→ **Work task**
Output the data that follows exactly, line for line.
Record extracts START
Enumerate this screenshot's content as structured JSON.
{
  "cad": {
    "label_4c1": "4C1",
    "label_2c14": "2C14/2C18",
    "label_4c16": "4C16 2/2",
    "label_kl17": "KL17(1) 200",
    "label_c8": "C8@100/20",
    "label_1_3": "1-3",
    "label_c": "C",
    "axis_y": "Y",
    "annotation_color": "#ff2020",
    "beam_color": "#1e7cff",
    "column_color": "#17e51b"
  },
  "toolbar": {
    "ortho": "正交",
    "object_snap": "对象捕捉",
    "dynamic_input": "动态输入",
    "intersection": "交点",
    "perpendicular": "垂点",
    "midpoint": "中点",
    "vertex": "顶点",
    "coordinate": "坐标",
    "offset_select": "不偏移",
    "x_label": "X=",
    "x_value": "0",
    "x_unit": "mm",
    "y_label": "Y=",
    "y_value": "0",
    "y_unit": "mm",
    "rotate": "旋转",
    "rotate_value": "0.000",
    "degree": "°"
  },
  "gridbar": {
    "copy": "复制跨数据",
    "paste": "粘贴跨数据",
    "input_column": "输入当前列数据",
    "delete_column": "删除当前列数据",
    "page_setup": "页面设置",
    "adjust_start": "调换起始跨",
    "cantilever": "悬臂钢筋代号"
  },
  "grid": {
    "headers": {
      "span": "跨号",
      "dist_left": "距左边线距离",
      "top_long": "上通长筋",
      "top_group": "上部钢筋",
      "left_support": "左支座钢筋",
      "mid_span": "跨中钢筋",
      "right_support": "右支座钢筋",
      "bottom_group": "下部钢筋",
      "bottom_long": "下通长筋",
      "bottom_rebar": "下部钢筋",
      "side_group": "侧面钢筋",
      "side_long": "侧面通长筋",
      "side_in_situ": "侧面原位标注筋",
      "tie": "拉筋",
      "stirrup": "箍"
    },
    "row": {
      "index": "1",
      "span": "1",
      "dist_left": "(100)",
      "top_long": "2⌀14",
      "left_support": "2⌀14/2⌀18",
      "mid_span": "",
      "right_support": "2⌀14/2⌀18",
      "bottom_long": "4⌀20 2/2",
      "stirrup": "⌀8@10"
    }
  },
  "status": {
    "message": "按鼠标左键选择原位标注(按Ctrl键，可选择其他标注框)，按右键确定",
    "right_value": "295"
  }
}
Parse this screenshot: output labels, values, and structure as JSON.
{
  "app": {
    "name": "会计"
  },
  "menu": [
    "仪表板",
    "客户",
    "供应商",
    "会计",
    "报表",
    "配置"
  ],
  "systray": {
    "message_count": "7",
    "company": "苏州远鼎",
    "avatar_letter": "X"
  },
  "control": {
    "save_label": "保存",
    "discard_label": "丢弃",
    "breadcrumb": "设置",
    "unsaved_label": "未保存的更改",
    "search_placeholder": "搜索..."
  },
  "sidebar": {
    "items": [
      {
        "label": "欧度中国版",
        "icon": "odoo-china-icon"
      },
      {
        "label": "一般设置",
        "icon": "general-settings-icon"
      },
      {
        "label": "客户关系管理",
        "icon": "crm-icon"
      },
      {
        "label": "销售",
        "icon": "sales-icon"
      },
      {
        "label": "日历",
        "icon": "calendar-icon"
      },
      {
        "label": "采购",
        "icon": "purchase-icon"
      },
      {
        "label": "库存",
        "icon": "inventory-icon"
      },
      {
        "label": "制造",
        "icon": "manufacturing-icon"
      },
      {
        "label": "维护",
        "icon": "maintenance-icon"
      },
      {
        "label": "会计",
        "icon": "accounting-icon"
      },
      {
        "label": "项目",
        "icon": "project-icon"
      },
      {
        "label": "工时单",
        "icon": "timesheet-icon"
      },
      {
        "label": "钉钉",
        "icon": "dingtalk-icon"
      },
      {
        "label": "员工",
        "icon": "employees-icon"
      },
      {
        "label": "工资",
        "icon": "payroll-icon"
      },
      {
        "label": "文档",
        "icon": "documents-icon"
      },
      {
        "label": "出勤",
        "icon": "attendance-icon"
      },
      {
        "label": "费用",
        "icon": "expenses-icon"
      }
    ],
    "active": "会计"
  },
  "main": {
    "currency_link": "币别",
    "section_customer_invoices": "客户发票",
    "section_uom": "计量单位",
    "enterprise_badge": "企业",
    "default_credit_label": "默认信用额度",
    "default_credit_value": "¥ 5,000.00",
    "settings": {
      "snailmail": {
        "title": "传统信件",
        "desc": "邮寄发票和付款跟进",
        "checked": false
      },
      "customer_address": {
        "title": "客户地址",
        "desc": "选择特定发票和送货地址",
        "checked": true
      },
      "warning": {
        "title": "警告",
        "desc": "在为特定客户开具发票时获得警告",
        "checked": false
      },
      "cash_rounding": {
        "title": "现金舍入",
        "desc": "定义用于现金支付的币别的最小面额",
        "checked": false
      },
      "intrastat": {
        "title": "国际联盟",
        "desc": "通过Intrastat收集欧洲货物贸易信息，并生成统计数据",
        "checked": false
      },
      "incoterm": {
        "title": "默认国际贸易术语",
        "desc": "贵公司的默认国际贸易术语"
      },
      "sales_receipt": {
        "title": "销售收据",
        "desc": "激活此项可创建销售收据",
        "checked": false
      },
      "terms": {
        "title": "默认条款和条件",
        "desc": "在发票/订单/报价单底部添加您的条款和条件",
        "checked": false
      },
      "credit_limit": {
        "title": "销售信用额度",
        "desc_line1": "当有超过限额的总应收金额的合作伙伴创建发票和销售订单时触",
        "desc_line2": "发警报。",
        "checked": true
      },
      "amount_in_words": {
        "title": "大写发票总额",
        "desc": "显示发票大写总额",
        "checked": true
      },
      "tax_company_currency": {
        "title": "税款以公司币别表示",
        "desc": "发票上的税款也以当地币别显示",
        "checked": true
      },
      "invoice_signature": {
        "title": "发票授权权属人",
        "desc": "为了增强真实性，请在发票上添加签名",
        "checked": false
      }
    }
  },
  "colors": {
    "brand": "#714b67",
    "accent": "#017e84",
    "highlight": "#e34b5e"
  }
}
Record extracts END
→ **Written solution**
Enumerate this screenshot's content as structured JSON.
{
  "cad": {
    "label_4c1": "4C1",
    "label_2c14": "2C14/2C18",
    "label_4c16": "4C16 2/2",
    "label_kl17": "KL17(1) 200",
    "label_c8": "C8@100/20",
    "label_1_3": "1-3",
    "label_c": "C",
    "axis_y": "Y",
    "annotation_color": "#ff2020",
    "beam_color": "#1e7cff",
    "column_color": "#17e51b"
  },
  "toolbar": {
    "ortho": "正交",
    "object_snap": "对象捕捉",
    "dynamic_input": "动态输入",
    "intersection": "交点",
    "perpendicular": "垂点",
    "midpoint": "中点",
    "vertex": "顶点",
    "coordinate": "坐标",
    "offset_select": "不偏移",
    "x_label": "X=",
    "x_value": "0",
    "x_unit": "mm",
    "y_label": "Y=",
    "y_value": "0",
    "y_unit": "mm",
    "rotate": "旋转",
    "rotate_value": "0.000",
    "degree": "°"
  },
  "gridbar": {
    "copy": "复制跨数据",
    "paste": "粘贴跨数据",
    "input_column": "输入当前列数据",
    "delete_column": "删除当前列数据",
    "page_setup": "页面设置",
    "adjust_start": "调换起始跨",
    "cantilever": "悬臂钢筋代号"
  },
  "grid": {
    "headers": {
      "span": "跨号",
      "dist_left": "距左边线距离",
      "top_long": "上通长筋",
      "top_group": "上部钢筋",
      "left_support": "左支座钢筋",
      "mid_span": "跨中钢筋",
      "right_support": "右支座钢筋",
      "bottom_group": "下部钢筋",
      "bottom_long": "下通长筋",
      "bottom_rebar": "下部钢筋",
      "side_group": "侧面钢筋",
      "side_long": "侧面通长筋",
      "side_in_situ": "侧面原位标注筋",
      "tie": "拉筋",
      "stirrup": "箍"
    },
    "row": {
      "index": "1",
      "span": "1",
      "dist_left": "(100)",
      "top_long": "2⌀14",
      "left_support": "2⌀14/2⌀18",
      "mid_span": "",
      "right_support": "2⌀14/2⌀18",
      "bottom_long": "4⌀20 2/2",
      "stirrup": "⌀8@10"
    }
  },
  "status": {
    "message": "按鼠标左键选择原位标注(按Ctrl键，可选择其他标注框)，按右键确定",
    "right_value": "295"
  }
}
Parse this screenshot: output labels, values, and structure as JSON.
{
  "app": {
    "name": "会计"
  },
  "menu": [
    "仪表板",
    "客户",
    "供应商",
    "会计",
    "报表",
    "配置"
  ],
  "systray": {
    "message_count": "7",
    "company": "苏州远鼎",
    "avatar_letter": "X"
  },
  "control": {
    "save_label": "保存",
    "discard_label": "丢弃",
    "breadcrumb": "设置",
    "unsaved_label": "未保存的更改",
    "search_placeholder": "搜索..."
  },
  "sidebar": {
    "items": [
      {
        "label": "欧度中国版",
        "icon": "odoo-china-icon"
      },
      {
        "label": "一般设置",
        "icon": "general-settings-icon"
      },
      {
        "label": "客户关系管理",
        "icon": "crm-icon"
      },
      {
        "label": "销售",
        "icon": "sales-icon"
      },
      {
        "label": "日历",
        "icon": "calendar-icon"
      },
      {
        "label": "采购",
        "icon": "purchase-icon"
      },
      {
        "label": "库存",
        "icon": "inventory-icon"
      },
      {
        "label": "制造",
        "icon": "manufacturing-icon"
      },
      {
        "label": "维护",
        "icon": "maintenance-icon"
      },
      {
        "label": "会计",
        "icon": "accounting-icon"
      },
      {
        "label": "项目",
        "icon": "project-icon"
      },
      {
        "label": "工时单",
        "icon": "timesheet-icon"
      },
      {
        "label": "钉钉",
        "icon": "dingtalk-icon"
      },
      {
        "label": "员工",
        "icon": "employees-icon"
      },
      {
        "label": "工资",
        "icon": "payroll-icon"
      },
      {
        "label": "文档",
        "icon": "documents-icon"
      },
      {
        "label": "出勤",
        "icon": "attendance-icon"
      },
      {
        "label": "费用",
        "icon": "expenses-icon"
      }
    ],
    "active": "会计"
  },
  "main": {
    "currency_link": "币别",
    "section_customer_invoices": "客户发票",
    "section_uom": "计量单位",
    "enterprise_badge": "企业",
    "default_credit_label": "默认信用额度",
    "default_credit_value": "¥ 5,000.00",
    "settings": {
      "snailmail": {
        "title": "传统信件",
        "desc": "邮寄发票和付款跟进",
        "checked": false
      },
      "customer_address": {
        "title": "客户地址",
        "desc": "选择特定发票和送货地址",
        "checked": true
      },
      "warning": {
        "title": "警告",
        "desc": "在为特定客户开具发票时获得警告",
        "checked": false
      },
      "cash_rounding": {
        "title": "现金舍入",
        "desc": "定义用于现金支付的币别的最小面额",
        "checked": false
      },
      "intrastat": {
        "title": "国际联盟",
        "desc": "通过Intrastat收集欧洲货物贸易信息，并生成统计数据",
        "checked": false
      },
      "incoterm": {
        "title": "默认国际贸易术语",
        "desc": "贵公司的默认国际贸易术语"
      },
      "sales_receipt": {
        "title": "销售收据",
        "desc": "激活此项可创建销售收据",
        "checked": false
      },
      "terms": {
        "title": "默认条款和条件",
        "desc": "在发票/订单/报价单底部添加您的条款和条件",
        "checked": false
      },
      "credit_limit": {
        "title": "销售信用额度",
        "desc_line1": "当有超过限额的总应收金额的合作伙伴创建发票和销售订单时触",
        "desc_line2": "发警报。",
        "checked": true
      },
      "amount_in_words": {
        "title": "大写发票总额",
        "desc": "显示发票大写总额",
        "checked": true
      },
      "tax_company_currency": {
        "title": "税款以公司币别表示",
        "desc": "发票上的税款也以当地币别显示",
        "checked": true
      },
      "invoice_signature": {
        "title": "发票授权权属人",
        "desc": "为了增强真实性，请在发票上添加签名",
        "checked": false
      }
    }
  },
  "colors": {
    "brand": "#714b67",
    "accent": "#017e84",
    "highlight": "#e34b5e"
  }
}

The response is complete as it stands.